IHT on ‘accidentally rich’ unfair

‘Accidental millionaires’ are being forced to pay a larger amount of their inheritance than the ultra-rich.

Figures from the Office for Tax Simplification show that, in 2015-16, bequeathed estates worth between £2 million and £8 million paid a rate double that paid on estates greater than £10 million.

Someone who inherited a sum of £2 million (now the value of many houses in the South East), for example, would pay an average of 20 per cent of the total in inheritance tax (IHT), compared to just 10 per cent of a £10 million estate.

The reason for this is because business and agricultural property reliefs provide 100 per cent exemptions on qualifying assets, helping larger estates to reduce their IHT bills.

Whilst a new ‘family home allowance’ was introduced in April 2017, aimed at providing added protection for those passing on their home to direct descendants, experts say the effect of the reliefs are unfair and are calling for a ‘tiered approach’ to IHT which reduces the rate for estates that fall into the ‘accidentally rich’ category.

No matter who you decide to leave your estate to, the tax implications of transferring wealth cannot be ignored. Professional advice should therefore be sought to protect your wealth, secure the financial future of your beneficiaries and plan for IHT, a legitimately avoidable tax. We do however recommend that planning starts as early as possible.

Our Beavis Morgan tax experts are available to guide you and advise you on the available strategies. Contact Barrie Dunning or your usual Beavis Morgan Partner.

Further reading:

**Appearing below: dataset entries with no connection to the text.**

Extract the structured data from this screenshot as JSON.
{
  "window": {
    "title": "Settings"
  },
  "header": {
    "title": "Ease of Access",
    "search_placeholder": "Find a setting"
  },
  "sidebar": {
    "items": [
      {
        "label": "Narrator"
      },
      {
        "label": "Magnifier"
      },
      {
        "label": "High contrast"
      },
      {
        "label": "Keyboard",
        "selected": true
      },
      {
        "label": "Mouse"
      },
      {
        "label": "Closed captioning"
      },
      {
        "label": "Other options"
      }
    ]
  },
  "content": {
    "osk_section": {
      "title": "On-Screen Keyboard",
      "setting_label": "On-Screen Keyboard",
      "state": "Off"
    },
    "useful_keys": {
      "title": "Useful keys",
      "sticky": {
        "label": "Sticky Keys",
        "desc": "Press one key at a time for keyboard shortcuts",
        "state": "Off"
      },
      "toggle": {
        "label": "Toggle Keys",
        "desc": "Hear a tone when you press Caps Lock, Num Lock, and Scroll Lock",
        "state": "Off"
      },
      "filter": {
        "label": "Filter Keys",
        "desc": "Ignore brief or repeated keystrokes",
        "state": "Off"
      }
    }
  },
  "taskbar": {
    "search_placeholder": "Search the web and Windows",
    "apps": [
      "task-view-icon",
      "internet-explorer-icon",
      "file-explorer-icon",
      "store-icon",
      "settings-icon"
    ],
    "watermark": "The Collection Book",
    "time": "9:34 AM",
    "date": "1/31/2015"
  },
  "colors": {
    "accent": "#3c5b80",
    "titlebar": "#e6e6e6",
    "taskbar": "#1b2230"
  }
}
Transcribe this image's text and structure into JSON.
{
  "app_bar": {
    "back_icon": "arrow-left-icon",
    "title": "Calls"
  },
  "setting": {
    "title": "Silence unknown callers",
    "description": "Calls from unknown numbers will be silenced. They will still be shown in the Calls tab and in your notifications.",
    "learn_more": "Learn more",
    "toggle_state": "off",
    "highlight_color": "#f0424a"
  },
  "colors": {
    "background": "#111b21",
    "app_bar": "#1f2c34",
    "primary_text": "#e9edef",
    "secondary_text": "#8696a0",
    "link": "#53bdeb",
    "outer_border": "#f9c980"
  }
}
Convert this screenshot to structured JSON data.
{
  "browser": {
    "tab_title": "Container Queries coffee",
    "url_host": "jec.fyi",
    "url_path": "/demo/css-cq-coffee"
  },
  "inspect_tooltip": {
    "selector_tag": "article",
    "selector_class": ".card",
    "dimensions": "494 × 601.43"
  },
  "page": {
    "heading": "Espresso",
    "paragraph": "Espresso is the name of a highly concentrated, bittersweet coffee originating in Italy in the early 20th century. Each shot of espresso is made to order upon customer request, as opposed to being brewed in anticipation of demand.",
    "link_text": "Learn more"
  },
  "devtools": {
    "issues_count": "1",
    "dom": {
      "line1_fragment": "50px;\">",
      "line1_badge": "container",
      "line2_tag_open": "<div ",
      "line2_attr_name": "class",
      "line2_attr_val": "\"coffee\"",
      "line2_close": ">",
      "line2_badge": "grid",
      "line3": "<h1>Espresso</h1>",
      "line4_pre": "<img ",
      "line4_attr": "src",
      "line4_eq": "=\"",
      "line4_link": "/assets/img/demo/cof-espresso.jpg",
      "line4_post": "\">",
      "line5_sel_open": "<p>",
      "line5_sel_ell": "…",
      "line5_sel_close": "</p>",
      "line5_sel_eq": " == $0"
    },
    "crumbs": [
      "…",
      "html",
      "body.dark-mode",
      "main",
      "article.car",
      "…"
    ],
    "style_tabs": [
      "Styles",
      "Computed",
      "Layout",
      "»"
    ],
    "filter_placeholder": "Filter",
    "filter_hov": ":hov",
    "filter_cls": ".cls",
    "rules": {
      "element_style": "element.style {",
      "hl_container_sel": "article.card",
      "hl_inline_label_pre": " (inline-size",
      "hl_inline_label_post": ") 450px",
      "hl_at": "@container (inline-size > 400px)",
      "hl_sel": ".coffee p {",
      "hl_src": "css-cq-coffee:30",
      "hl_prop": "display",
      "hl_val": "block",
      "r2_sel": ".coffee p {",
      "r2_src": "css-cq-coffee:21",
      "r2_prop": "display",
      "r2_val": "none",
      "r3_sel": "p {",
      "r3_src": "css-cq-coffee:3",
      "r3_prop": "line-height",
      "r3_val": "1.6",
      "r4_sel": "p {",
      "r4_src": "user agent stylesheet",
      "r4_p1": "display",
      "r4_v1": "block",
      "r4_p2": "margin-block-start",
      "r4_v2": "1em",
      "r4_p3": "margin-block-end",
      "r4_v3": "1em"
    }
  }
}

People executing wills online without seeking professional advice could be missing out on a valuable tax perk

Soaring house prices highlights importance of IHT planning